>>>>

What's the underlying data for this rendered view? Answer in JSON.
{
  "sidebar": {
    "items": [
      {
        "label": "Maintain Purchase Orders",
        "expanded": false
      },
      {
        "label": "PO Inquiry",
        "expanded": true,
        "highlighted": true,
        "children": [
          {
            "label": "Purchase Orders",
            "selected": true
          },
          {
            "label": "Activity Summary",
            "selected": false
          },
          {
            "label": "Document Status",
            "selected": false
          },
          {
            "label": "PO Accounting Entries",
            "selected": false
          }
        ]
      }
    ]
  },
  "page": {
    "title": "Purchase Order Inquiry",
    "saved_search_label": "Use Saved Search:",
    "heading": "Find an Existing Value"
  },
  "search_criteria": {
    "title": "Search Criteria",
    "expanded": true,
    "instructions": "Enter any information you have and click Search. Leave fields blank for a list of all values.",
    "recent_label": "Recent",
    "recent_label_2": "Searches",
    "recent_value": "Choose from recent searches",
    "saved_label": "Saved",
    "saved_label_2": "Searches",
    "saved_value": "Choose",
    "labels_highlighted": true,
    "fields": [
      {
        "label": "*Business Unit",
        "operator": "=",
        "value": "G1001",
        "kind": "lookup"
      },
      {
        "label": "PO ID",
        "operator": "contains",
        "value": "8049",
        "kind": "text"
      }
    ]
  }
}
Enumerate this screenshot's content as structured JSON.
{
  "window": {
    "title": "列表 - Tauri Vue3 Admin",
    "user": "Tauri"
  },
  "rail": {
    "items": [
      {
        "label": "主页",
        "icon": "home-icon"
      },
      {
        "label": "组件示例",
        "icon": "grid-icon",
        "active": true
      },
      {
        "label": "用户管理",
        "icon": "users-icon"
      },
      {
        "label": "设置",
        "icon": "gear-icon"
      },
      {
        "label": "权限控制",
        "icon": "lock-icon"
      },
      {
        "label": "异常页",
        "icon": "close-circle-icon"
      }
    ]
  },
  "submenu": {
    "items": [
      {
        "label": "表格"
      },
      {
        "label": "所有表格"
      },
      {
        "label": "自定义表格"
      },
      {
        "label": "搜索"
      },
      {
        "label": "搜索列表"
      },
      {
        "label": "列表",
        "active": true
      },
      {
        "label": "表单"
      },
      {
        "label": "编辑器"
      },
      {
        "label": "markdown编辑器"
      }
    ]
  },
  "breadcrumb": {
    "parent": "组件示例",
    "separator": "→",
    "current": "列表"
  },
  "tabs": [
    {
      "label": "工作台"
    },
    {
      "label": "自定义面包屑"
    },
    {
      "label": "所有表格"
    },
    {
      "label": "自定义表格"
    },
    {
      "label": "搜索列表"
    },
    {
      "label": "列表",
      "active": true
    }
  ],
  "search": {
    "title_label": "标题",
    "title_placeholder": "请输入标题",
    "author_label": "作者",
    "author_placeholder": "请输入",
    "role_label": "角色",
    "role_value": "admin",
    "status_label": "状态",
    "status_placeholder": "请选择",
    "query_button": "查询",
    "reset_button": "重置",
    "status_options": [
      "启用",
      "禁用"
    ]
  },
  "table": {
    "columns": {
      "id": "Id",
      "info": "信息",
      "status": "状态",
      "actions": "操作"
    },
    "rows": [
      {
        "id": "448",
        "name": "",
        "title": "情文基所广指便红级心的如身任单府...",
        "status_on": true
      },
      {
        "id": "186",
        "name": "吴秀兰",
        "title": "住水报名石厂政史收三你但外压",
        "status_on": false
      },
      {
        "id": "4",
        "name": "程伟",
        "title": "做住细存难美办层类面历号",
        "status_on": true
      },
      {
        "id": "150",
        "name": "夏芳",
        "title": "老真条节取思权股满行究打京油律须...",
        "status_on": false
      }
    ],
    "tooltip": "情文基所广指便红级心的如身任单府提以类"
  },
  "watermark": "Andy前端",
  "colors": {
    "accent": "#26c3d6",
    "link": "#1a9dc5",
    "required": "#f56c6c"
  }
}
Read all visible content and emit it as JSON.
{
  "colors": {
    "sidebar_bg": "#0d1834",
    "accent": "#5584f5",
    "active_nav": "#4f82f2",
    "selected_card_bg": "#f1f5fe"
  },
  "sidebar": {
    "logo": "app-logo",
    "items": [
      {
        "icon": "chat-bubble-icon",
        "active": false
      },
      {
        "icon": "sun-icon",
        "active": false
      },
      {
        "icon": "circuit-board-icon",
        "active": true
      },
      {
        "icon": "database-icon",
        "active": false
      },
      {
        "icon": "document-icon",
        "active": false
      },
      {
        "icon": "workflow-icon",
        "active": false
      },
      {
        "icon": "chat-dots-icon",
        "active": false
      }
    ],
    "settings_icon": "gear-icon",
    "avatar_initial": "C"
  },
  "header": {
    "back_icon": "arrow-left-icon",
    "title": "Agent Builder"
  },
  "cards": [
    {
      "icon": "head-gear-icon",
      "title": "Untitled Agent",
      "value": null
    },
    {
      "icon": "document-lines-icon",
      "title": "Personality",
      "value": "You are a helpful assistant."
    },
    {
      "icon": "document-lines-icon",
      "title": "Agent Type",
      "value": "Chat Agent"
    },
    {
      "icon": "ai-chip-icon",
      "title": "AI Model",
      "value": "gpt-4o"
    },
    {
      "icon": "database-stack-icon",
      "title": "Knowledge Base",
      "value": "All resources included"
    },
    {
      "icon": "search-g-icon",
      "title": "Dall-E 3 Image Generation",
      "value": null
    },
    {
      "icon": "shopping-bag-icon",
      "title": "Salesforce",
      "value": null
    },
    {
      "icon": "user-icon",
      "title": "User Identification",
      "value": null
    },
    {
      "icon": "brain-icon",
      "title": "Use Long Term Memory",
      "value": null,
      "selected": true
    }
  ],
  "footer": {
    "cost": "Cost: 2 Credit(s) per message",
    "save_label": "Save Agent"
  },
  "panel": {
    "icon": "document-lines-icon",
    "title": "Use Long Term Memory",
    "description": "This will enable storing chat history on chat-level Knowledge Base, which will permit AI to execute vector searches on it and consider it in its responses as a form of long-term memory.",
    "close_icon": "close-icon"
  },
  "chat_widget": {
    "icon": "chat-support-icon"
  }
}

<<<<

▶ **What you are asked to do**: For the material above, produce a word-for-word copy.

▶ **Output below**:
What's the underlying data for this rendered view? Answer in JSON.
{
  "sidebar": {
    "items": [
      {
        "label": "Maintain Purchase Orders",
        "expanded": false
      },
      {
        "label": "PO Inquiry",
        "expanded": true,
        "highlighted": true,
        "children": [
          {
            "label": "Purchase Orders",
            "selected": true
          },
          {
            "label": "Activity Summary",
            "selected": false
          },
          {
            "label": "Document Status",
            "selected": false
          },
          {
            "label": "PO Accounting Entries",
            "selected": false
          }
        ]
      }
    ]
  },
  "page": {
    "title": "Purchase Order Inquiry",
    "saved_search_label": "Use Saved Search:",
    "heading": "Find an Existing Value"
  },
  "search_criteria": {
    "title": "Search Criteria",
    "expanded": true,
    "instructions": "Enter any information you have and click Search. Leave fields blank for a list of all values.",
    "recent_label": "Recent",
    "recent_label_2": "Searches",
    "recent_value": "Choose from recent searches",
    "saved_label": "Saved",
    "saved_label_2": "Searches",
    "saved_value": "Choose",
    "labels_highlighted": true,
    "fields": [
      {
        "label": "*Business Unit",
        "operator": "=",
        "value": "G1001",
        "kind": "lookup"
      },
      {
        "label": "PO ID",
        "operator": "contains",
        "value": "8049",
        "kind": "text"
      }
    ]
  }
}
Enumerate this screenshot's content as structured JSON.
{
  "window": {
    "title": "列表 - Tauri Vue3 Admin",
    "user": "Tauri"
  },
  "rail": {
    "items": [
      {
        "label": "主页",
        "icon": "home-icon"
      },
      {
        "label": "组件示例",
        "icon": "grid-icon",
        "active": true
      },
      {
        "label": "用户管理",
        "icon": "users-icon"
      },
      {
        "label": "设置",
        "icon": "gear-icon"
      },
      {
        "label": "权限控制",
        "icon": "lock-icon"
      },
      {
        "label": "异常页",
        "icon": "close-circle-icon"
      }
    ]
  },
  "submenu": {
    "items": [
      {
        "label": "表格"
      },
      {
        "label": "所有表格"
      },
      {
        "label": "自定义表格"
      },
      {
        "label": "搜索"
      },
      {
        "label": "搜索列表"
      },
      {
        "label": "列表",
        "active": true
      },
      {
        "label": "表单"
      },
      {
        "label": "编辑器"
      },
      {
        "label": "markdown编辑器"
      }
    ]
  },
  "breadcrumb": {
    "parent": "组件示例",
    "separator": "→",
    "current": "列表"
  },
  "tabs": [
    {
      "label": "工作台"
    },
    {
      "label": "自定义面包屑"
    },
    {
      "label": "所有表格"
    },
    {
      "label": "自定义表格"
    },
    {
      "label": "搜索列表"
    },
    {
      "label": "列表",
      "active": true
    }
  ],
  "search": {
    "title_label": "标题",
    "title_placeholder": "请输入标题",
    "author_label": "作者",
    "author_placeholder": "请输入",
    "role_label": "角色",
    "role_value": "admin",
    "status_label": "状态",
    "status_placeholder": "请选择",
    "query_button": "查询",
    "reset_button": "重置",
    "status_options": [
      "启用",
      "禁用"
    ]
  },
  "table": {
    "columns": {
      "id": "Id",
      "info": "信息",
      "status": "状态",
      "actions": "操作"
    },
    "rows": [
      {
        "id": "448",
        "name": "",
        "title": "情文基所广指便红级心的如身任单府...",
        "status_on": true
      },
      {
        "id": "186",
        "name": "吴秀兰",
        "title": "住水报名石厂政史收三你但外压",
        "status_on": false
      },
      {
        "id": "4",
        "name": "程伟",
        "title": "做住细存难美办层类面历号",
        "status_on": true
      },
      {
        "id": "150",
        "name": "夏芳",
        "title": "老真条节取思权股满行究打京油律须...",
        "status_on": false
      }
    ],
    "tooltip": "情文基所广指便红级心的如身任单府提以类"
  },
  "watermark": "Andy前端",
  "colors": {
    "accent": "#26c3d6",
    "link": "#1a9dc5",
    "required": "#f56c6c"
  }
}
Read all visible content and emit it as JSON.
{
  "colors": {
    "sidebar_bg": "#0d1834",
    "accent": "#5584f5",
    "active_nav": "#4f82f2",
    "selected_card_bg": "#f1f5fe"
  },
  "sidebar": {
    "logo": "app-logo",
    "items": [
      {
        "icon": "chat-bubble-icon",
        "active": false
      },
      {
        "icon": "sun-icon",
        "active": false
      },
      {
        "icon": "circuit-board-icon",
        "active": true
      },
      {
        "icon": "database-icon",
        "active": false
      },
      {
        "icon": "document-icon",
        "active": false
      },
      {
        "icon": "workflow-icon",
        "active": false
      },
      {
        "icon": "chat-dots-icon",
        "active": false
      }
    ],
    "settings_icon": "gear-icon",
    "avatar_initial": "C"
  },
  "header": {
    "back_icon": "arrow-left-icon",
    "title": "Agent Builder"
  },
  "cards": [
    {
      "icon": "head-gear-icon",
      "title": "Untitled Agent",
      "value": null
    },
    {
      "icon": "document-lines-icon",
      "title": "Personality",
      "value": "You are a helpful assistant."
    },
    {
      "icon": "document-lines-icon",
      "title": "Agent Type",
      "value": "Chat Agent"
    },
    {
      "icon": "ai-chip-icon",
      "title": "AI Model",
      "value": "gpt-4o"
    },
    {
      "icon": "database-stack-icon",
      "title": "Knowledge Base",
      "value": "All resources included"
    },
    {
      "icon": "search-g-icon",
      "title": "Dall-E 3 Image Generation",
      "value": null
    },
    {
      "icon": "shopping-bag-icon",
      "title": "Salesforce",
      "value": null
    },
    {
      "icon": "user-icon",
      "title": "User Identification",
      "value": null
    },
    {
      "icon": "brain-icon",
      "title": "Use Long Term Memory",
      "value": null,
      "selected": true
    }
  ],
  "footer": {
    "cost": "Cost: 2 Credit(s) per message",
    "save_label": "Save Agent"
  },
  "panel": {
    "icon": "document-lines-icon",
    "title": "Use Long Term Memory",
    "description": "This will enable storing chat history on chat-level Knowledge Base, which will permit AI to execute vector searches on it and consider it in its responses as a form of long-term memory.",
    "close_icon": "close-icon"
  },
  "chat_widget": {
    "icon": "chat-support-icon"
  }
}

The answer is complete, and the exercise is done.